→ **About this task**
The output should be every line below, retyped exactly, with no images.

→ **Input data**

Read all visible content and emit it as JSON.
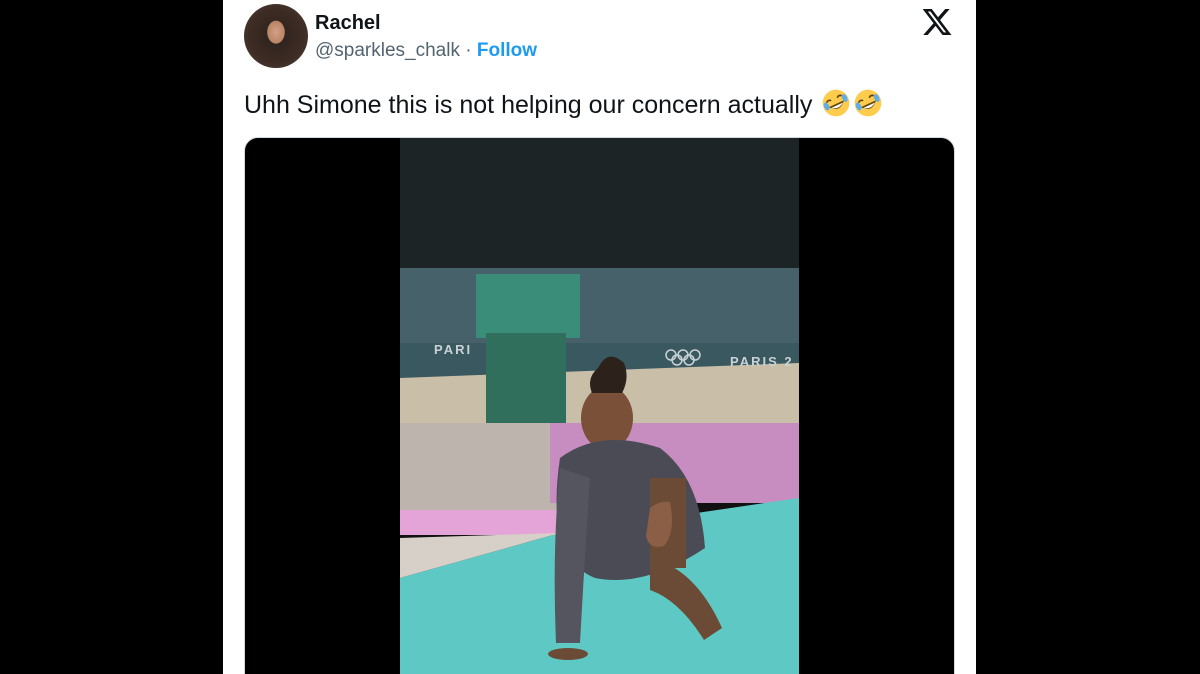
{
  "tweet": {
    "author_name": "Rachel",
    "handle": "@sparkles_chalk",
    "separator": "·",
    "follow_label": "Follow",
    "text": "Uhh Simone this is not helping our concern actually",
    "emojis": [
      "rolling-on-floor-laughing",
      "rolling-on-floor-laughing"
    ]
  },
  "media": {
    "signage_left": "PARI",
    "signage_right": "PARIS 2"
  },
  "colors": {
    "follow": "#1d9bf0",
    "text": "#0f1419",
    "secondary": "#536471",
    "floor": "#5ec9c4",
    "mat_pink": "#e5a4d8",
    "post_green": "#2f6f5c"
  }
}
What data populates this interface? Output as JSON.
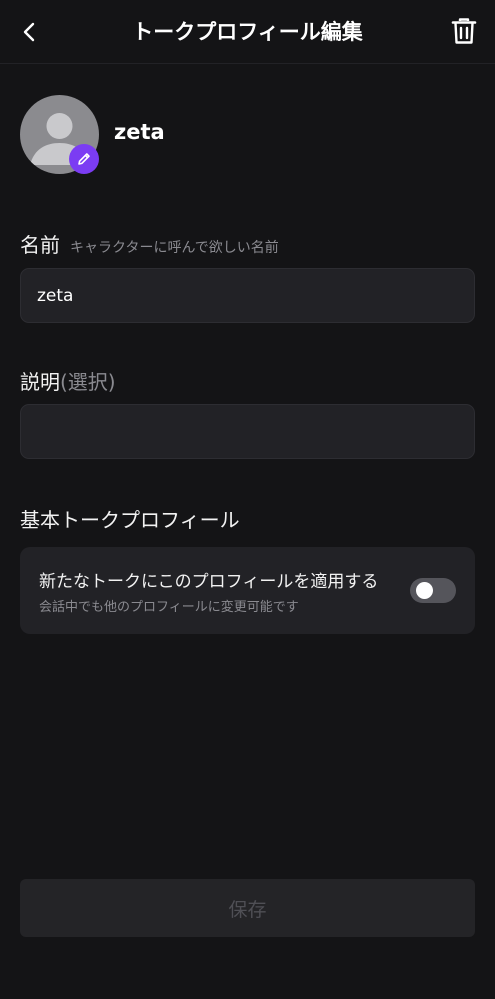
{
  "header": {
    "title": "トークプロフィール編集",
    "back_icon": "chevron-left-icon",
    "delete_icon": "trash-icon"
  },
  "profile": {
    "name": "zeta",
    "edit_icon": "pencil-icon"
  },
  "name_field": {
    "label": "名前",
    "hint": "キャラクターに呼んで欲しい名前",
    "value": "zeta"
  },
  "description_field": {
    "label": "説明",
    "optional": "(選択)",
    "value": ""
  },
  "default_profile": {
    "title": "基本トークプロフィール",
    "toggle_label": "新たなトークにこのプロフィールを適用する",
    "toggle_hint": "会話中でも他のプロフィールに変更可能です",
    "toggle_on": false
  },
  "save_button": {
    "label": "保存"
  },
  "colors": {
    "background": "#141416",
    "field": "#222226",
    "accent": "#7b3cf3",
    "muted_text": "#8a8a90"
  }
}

→ **Answer**
Read all visible content and emit it as JSON.
{
  "tweet": {
    "author_name": "Rachel",
    "handle": "@sparkles_chalk",
    "separator": "·",
    "follow_label": "Follow",
    "text": "Uhh Simone this is not helping our concern actually",
    "emojis": [
      "rolling-on-floor-laughing",
      "rolling-on-floor-laughing"
    ]
  },
  "media": {
    "signage_left": "PARI",
    "signage_right": "PARIS 2"
  },
  "colors": {
    "follow": "#1d9bf0",
    "text": "#0f1419",
    "secondary": "#536471",
    "floor": "#5ec9c4",
    "mat_pink": "#e5a4d8",
    "post_green": "#2f6f5c"
  }
}
What data populates this interface? Output as JSON.
{
  "header": {
    "title": "トークプロフィール編集",
    "back_icon": "chevron-left-icon",
    "delete_icon": "trash-icon"
  },
  "profile": {
    "name": "zeta",
    "edit_icon": "pencil-icon"
  },
  "name_field": {
    "label": "名前",
    "hint": "キャラクターに呼んで欲しい名前",
    "value": "zeta"
  },
  "description_field": {
    "label": "説明",
    "optional": "(選択)",
    "value": ""
  },
  "default_profile": {
    "title": "基本トークプロフィール",
    "toggle_label": "新たなトークにこのプロフィールを適用する",
    "toggle_hint": "会話中でも他のプロフィールに変更可能です",
    "toggle_on": false
  },
  "save_button": {
    "label": "保存"
  },
  "colors": {
    "background": "#141416",
    "field": "#222226",
    "accent": "#7b3cf3",
    "muted_text": "#8a8a90"
  }
}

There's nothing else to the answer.